Craig White wrote:
Regarding the GPL, though, it is all a matter of religion. Mine is that
making something deliberately not interoperate with something else,
whether by refusing to publish an interface spec, refusing to use
standard protocols, or licensing in such a way that interoperation (or
distributing working components together)is prohibited will harm random
people and is thus pure evil.
you are of course calling the Linux kernel evil - notwithstanding that
the intent was always to restrict the ability of commercial interests so
that the source and the endless improvements upon always remained
available to all users.
This case has never been entirely clear. In the early days, Linus
stated that the kernel module interface was in fact an interface and
proprietary modules were permitted. And despite current waffling, he has
never clearly reversed this statement. And despite constant changes to
that interface, RHEL keeps the changes from being pushed to customers
within a long distro timespan, sometimes claiming both to be paying
salaries to some of the kernel developers and that it is a big effort to
work around the changes they are making...
Of course this is unlike something like a BSD
license which permits absorption and further development without any
requirement to release their improvements.
Yes, even if Microsoft cleaned up their networking by copying BSD code
we are all better off with everyone using safe, well tested, standards
compliant code. Apple finally produced something that could be a
competitor to Windows with large chunks of it and again we are all
better off for having choices instead of a monopoly.
For standalone programs the GPL doesn't necessarily have these evil
effects. For things that should be usable in cooperative efforts but
can't because of license restrictions, it does. There's no accounting
for religions, though, and no doubt others believe the harm is justified
by something or other.
Seeing as how the entirety of the Linux kernel is GPL license and to
change now would require a complete abandonment of the current kernel
code and start from scratch, your point - however it might be made is
The linux license is not quite GPL and all it would take to fix it would
be for Linus to restate his original assertion that module code is not
part of the kernel. Others might not agree, but he is the expert on the
The license chosen for Linux kernel development was of
course Linus's and others who contribute code to the kernel are
necessarily bound by the GPL license and of course, they can choose not
to contribute code.
And there was a reason that the kernel license contains an exception.
Of course the thing that makes your rich is also the thing that makes
you poor and vice versa.
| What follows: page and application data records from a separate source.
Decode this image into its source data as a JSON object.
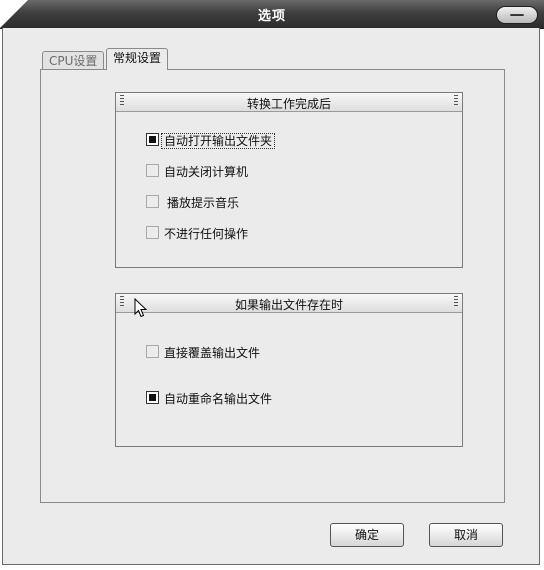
{
  "window": {
    "title": "选项",
    "close_glyph": "—"
  },
  "tabs": [
    {
      "label": "CPU设置",
      "active": false
    },
    {
      "label": "常规设置",
      "active": true
    }
  ],
  "group_after_convert": {
    "title": "转换工作完成后",
    "options": [
      {
        "label": "自动打开输出文件夹",
        "checked": true
      },
      {
        "label": "自动关闭计算机",
        "checked": false
      },
      {
        "label": "播放提示音乐",
        "checked": false
      },
      {
        "label": "不进行任何操作",
        "checked": false
      }
    ]
  },
  "group_file_exists": {
    "title": "如果输出文件存在时",
    "options": [
      {
        "label": "直接覆盖输出文件",
        "checked": false
      },
      {
        "label": "自动重命名输出文件",
        "checked": true
      }
    ]
  },
  "buttons": {
    "ok": "确定",
    "cancel": "取消"
  },
  "icons": {
    "close": "close-icon",
    "grip": "grip-icon",
    "cursor": "mouse-pointer-icon"
  }
}
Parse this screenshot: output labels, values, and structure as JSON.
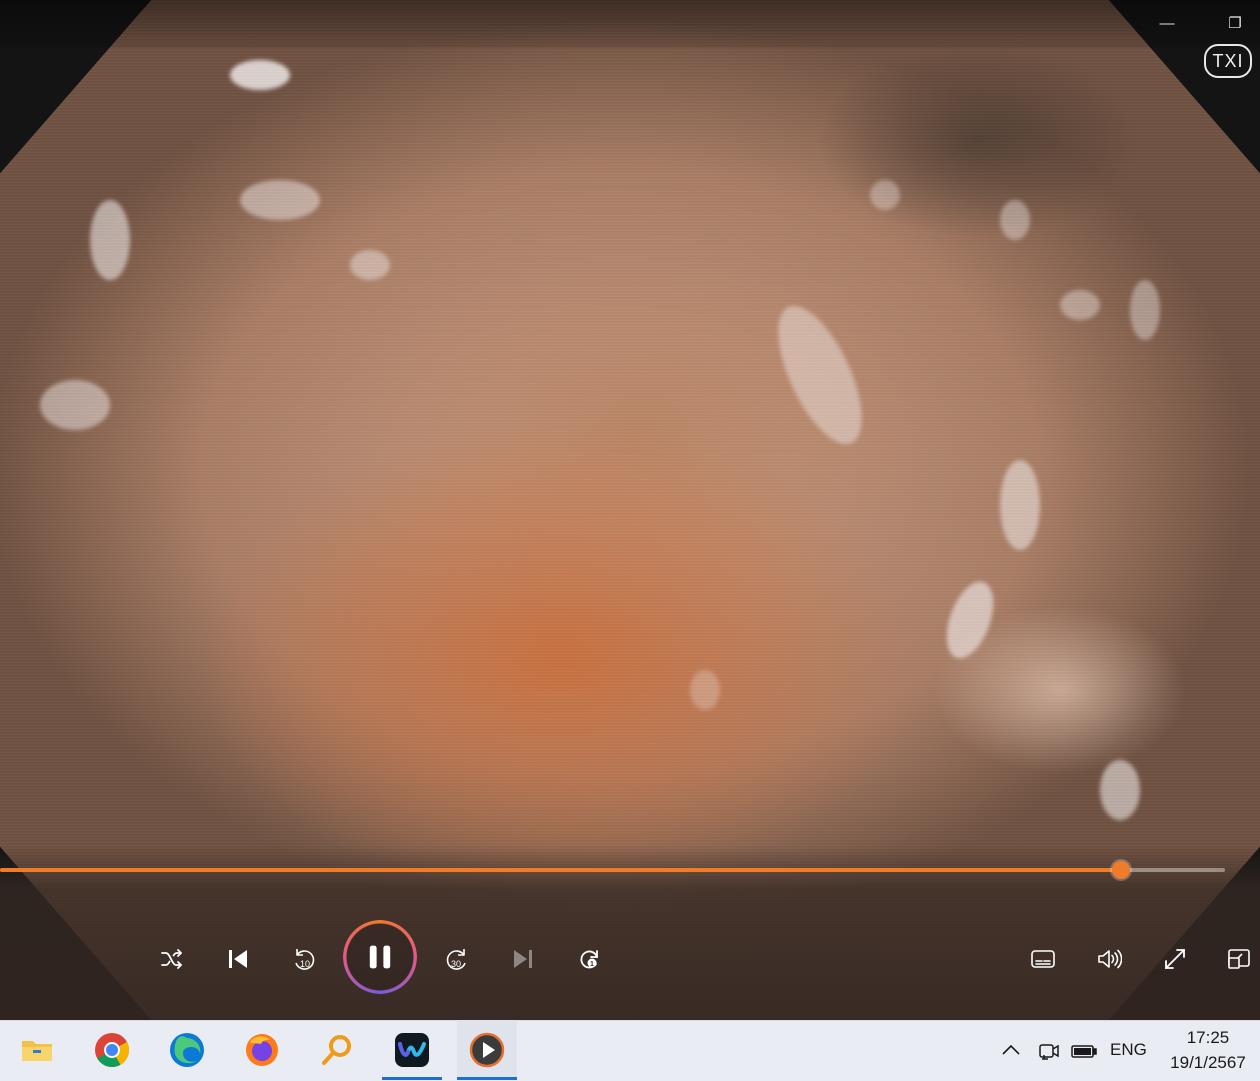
{
  "window": {
    "minimize_symbol": "—",
    "restore_symbol": "❐",
    "badge": "TXI"
  },
  "video": {
    "description_icon": "endoscopy-frame",
    "progress_fraction": 0.915
  },
  "controls": {
    "shuffle_icon": "shuffle-icon",
    "previous_icon": "previous-icon",
    "rewind_icon": "rewind-10-icon",
    "rewind_label": "10",
    "play_pause_icon": "pause-icon",
    "forward_icon": "forward-30-icon",
    "forward_label": "30",
    "next_icon": "next-icon",
    "repeat_icon": "repeat-one-icon",
    "repeat_label": "1",
    "subtitles_icon": "subtitles-icon",
    "volume_icon": "volume-icon",
    "fullscreen_icon": "fullscreen-icon",
    "miniplayer_icon": "miniplayer-icon"
  },
  "taskbar": {
    "apps": [
      "file-explorer",
      "chrome",
      "edge",
      "firefox",
      "search-magnifier",
      "webex",
      "media-player"
    ],
    "tray": {
      "chevron_icon": "chevron-up-icon",
      "meet_icon": "camera-icon",
      "battery_icon": "battery-icon",
      "language": "ENG"
    },
    "clock": {
      "time": "17:25",
      "date": "19/1/2567"
    }
  },
  "colors": {
    "accent": "#f07b28",
    "taskbar_bg": "#e9edf3",
    "active_indicator": "#1d6fd0"
  }
}
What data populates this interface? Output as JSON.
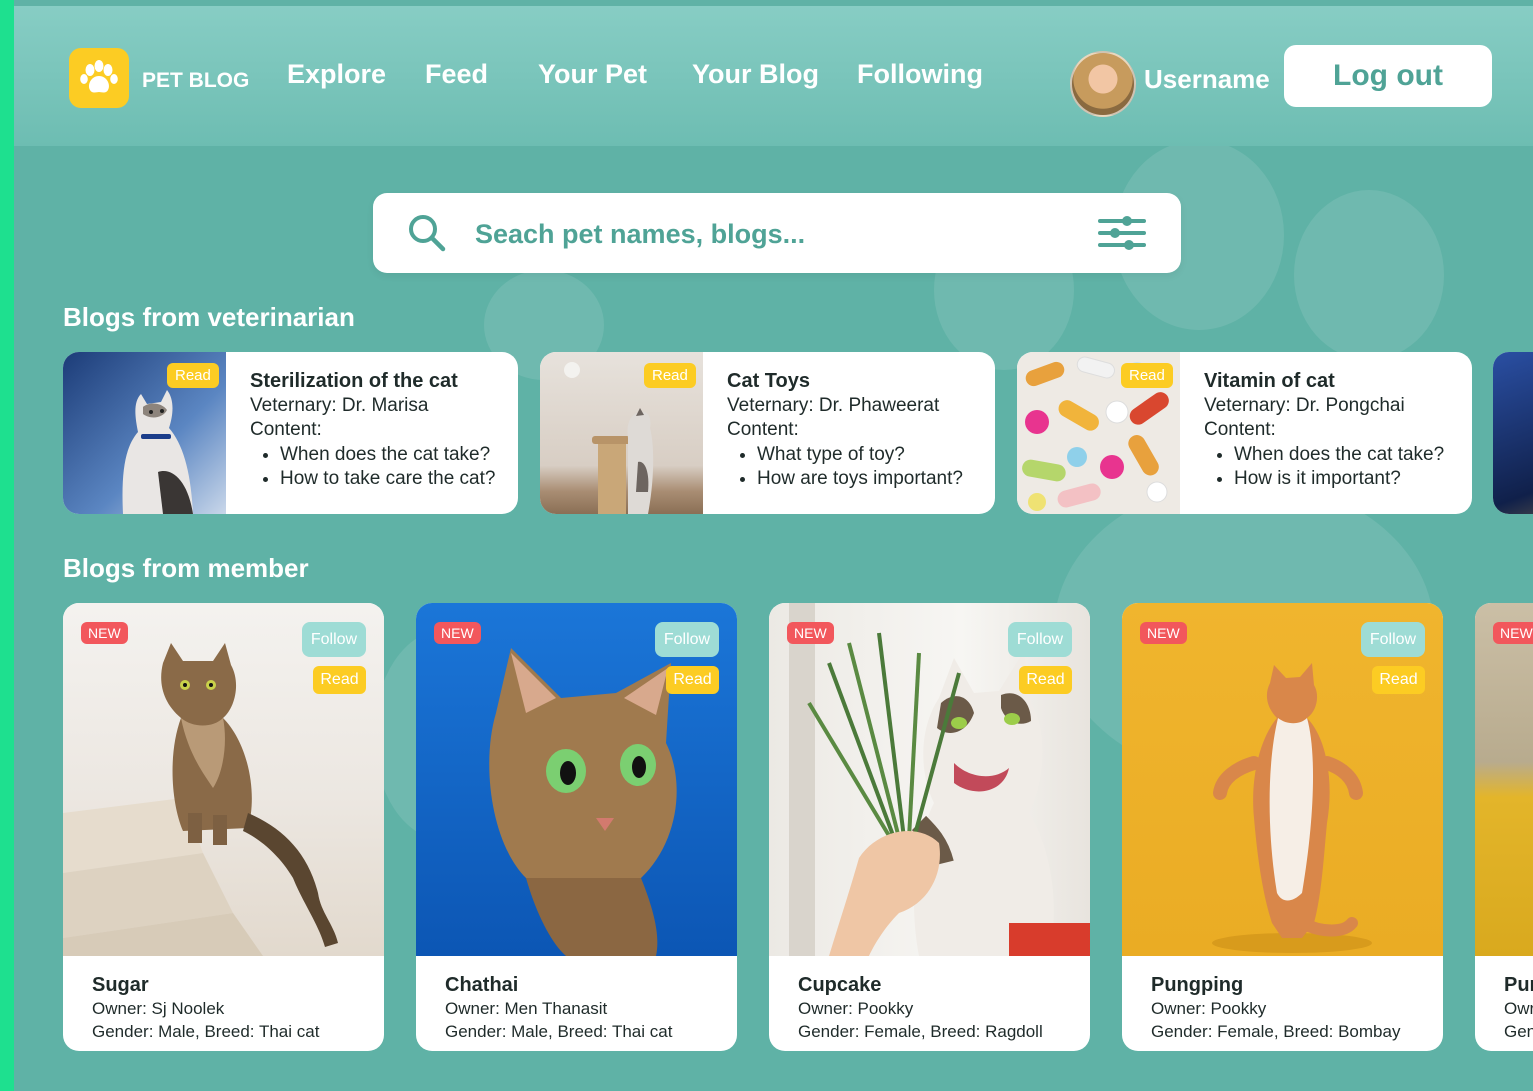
{
  "brand": {
    "name": "PET BLOG",
    "logo_icon": "paw-icon"
  },
  "nav": [
    {
      "label": "Explore"
    },
    {
      "label": "Feed"
    },
    {
      "label": "Your Pet"
    },
    {
      "label": "Your Blog"
    },
    {
      "label": "Following"
    }
  ],
  "user": {
    "name": "Username",
    "logout_label": "Log out"
  },
  "search": {
    "placeholder": "Seach pet names, blogs...",
    "icon": "search-icon",
    "filter_icon": "filter-sliders-icon"
  },
  "sections": {
    "vet_title": "Blogs from veterinarian",
    "member_title": "Blogs from member"
  },
  "vet_blogs": [
    {
      "title": "Sterilization of the cat",
      "vet": "Veternary: Dr. Marisa",
      "content_label": "Content:",
      "points": [
        "When does the cat take?",
        "How to take care the cat?"
      ],
      "read_label": "Read"
    },
    {
      "title": "Cat Toys",
      "vet": "Veternary: Dr. Phaweerat",
      "content_label": "Content:",
      "points": [
        "What type of toy?",
        "How are toys important?"
      ],
      "read_label": "Read"
    },
    {
      "title": "Vitamin of cat",
      "vet": "Veternary: Dr. Pongchai",
      "content_label": "Content:",
      "points": [
        "When does the cat take?",
        "How is it important?"
      ],
      "read_label": "Read"
    }
  ],
  "member_blogs": [
    {
      "name": "Sugar",
      "owner": "Owner: Sj Noolek",
      "details": "Gender: Male, Breed: Thai cat",
      "new_label": "NEW",
      "follow_label": "Follow",
      "read_label": "Read"
    },
    {
      "name": "Chathai",
      "owner": "Owner: Men Thanasit",
      "details": "Gender: Male, Breed: Thai cat",
      "new_label": "NEW",
      "follow_label": "Follow",
      "read_label": "Read"
    },
    {
      "name": "Cupcake",
      "owner": "Owner: Pookky",
      "details": "Gender: Female, Breed: Ragdoll",
      "new_label": "NEW",
      "follow_label": "Follow",
      "read_label": "Read"
    },
    {
      "name": "Pungping",
      "owner": "Owner: Pookky",
      "details": "Gender: Female, Breed: Bombay",
      "new_label": "NEW",
      "follow_label": "Follow",
      "read_label": "Read"
    },
    {
      "name": "Pur",
      "owner": "Owr",
      "details": "Gen",
      "new_label": "NEW"
    }
  ],
  "colors": {
    "teal_bg": "#5fb2a6",
    "accent_yellow": "#fccc23",
    "new_red": "#f2575c",
    "follow_teal": "#9edcd5",
    "text_teal": "#4fa396"
  }
}
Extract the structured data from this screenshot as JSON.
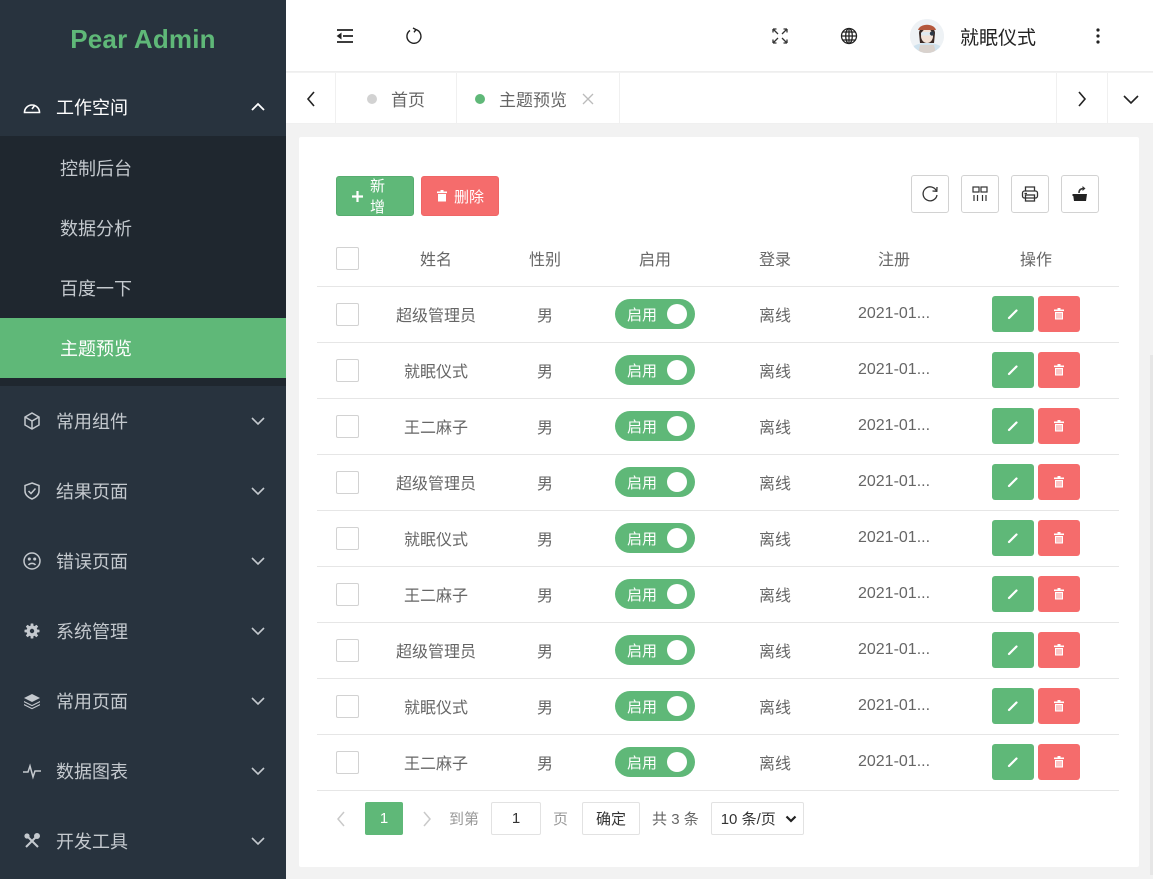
{
  "app": {
    "brand": "Pear Admin",
    "accent": "#5fb878",
    "danger": "#f56c6c"
  },
  "sidebar": {
    "groups": [
      {
        "label": "工作空间",
        "icon": "dashboard-icon",
        "expanded": true,
        "children": [
          {
            "label": "控制后台",
            "active": false
          },
          {
            "label": "数据分析",
            "active": false
          },
          {
            "label": "百度一下",
            "active": false
          },
          {
            "label": "主题预览",
            "active": true
          }
        ]
      },
      {
        "label": "常用组件",
        "icon": "cube-icon",
        "expanded": false
      },
      {
        "label": "结果页面",
        "icon": "shield-check-icon",
        "expanded": false
      },
      {
        "label": "错误页面",
        "icon": "sad-face-icon",
        "expanded": false
      },
      {
        "label": "系统管理",
        "icon": "gear-icon",
        "expanded": false
      },
      {
        "label": "常用页面",
        "icon": "layers-icon",
        "expanded": false
      },
      {
        "label": "数据图表",
        "icon": "pulse-icon",
        "expanded": false
      },
      {
        "label": "开发工具",
        "icon": "tools-icon",
        "expanded": false
      }
    ]
  },
  "header": {
    "icons": [
      "menu-collapse-icon",
      "refresh-icon",
      "fullscreen-icon",
      "globe-icon",
      "more-vertical-icon"
    ],
    "user": {
      "name": "就眠仪式",
      "avatar": "user-avatar"
    }
  },
  "tabs": {
    "items": [
      {
        "label": "首页",
        "active": false,
        "closable": false
      },
      {
        "label": "主题预览",
        "active": true,
        "closable": true
      }
    ]
  },
  "toolbar": {
    "add_label": "新增",
    "delete_label": "删除",
    "tools": [
      "refresh-icon",
      "columns-icon",
      "print-icon",
      "export-icon"
    ]
  },
  "table": {
    "columns": [
      "",
      "姓名",
      "性别",
      "启用",
      "登录",
      "注册",
      "操作"
    ],
    "rows": [
      {
        "name": "超级管理员",
        "gender": "男",
        "enabled": "启用",
        "login": "离线",
        "register": "2021-01..."
      },
      {
        "name": "就眠仪式",
        "gender": "男",
        "enabled": "启用",
        "login": "离线",
        "register": "2021-01..."
      },
      {
        "name": "王二麻子",
        "gender": "男",
        "enabled": "启用",
        "login": "离线",
        "register": "2021-01..."
      },
      {
        "name": "超级管理员",
        "gender": "男",
        "enabled": "启用",
        "login": "离线",
        "register": "2021-01..."
      },
      {
        "name": "就眠仪式",
        "gender": "男",
        "enabled": "启用",
        "login": "离线",
        "register": "2021-01..."
      },
      {
        "name": "王二麻子",
        "gender": "男",
        "enabled": "启用",
        "login": "离线",
        "register": "2021-01..."
      },
      {
        "name": "超级管理员",
        "gender": "男",
        "enabled": "启用",
        "login": "离线",
        "register": "2021-01..."
      },
      {
        "name": "就眠仪式",
        "gender": "男",
        "enabled": "启用",
        "login": "离线",
        "register": "2021-01..."
      },
      {
        "name": "王二麻子",
        "gender": "男",
        "enabled": "启用",
        "login": "离线",
        "register": "2021-01..."
      }
    ]
  },
  "pagination": {
    "current_page": "1",
    "goto_label": "到第",
    "goto_value": "1",
    "page_unit": "页",
    "confirm_label": "确定",
    "total_text": "共 3 条",
    "page_size": "10 条/页"
  }
}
The Linux kernel code, like all GPL license
code, will always be available to continue, fork, examine, etc. and
commercial enhancement of GPL code must necessarily be released in
source as required...I feel rich.
I think opensolaris has potential as an alternative, especially with
distributions like nexenta that have fairly current userland programs
equivalent to ubuntu on top of it.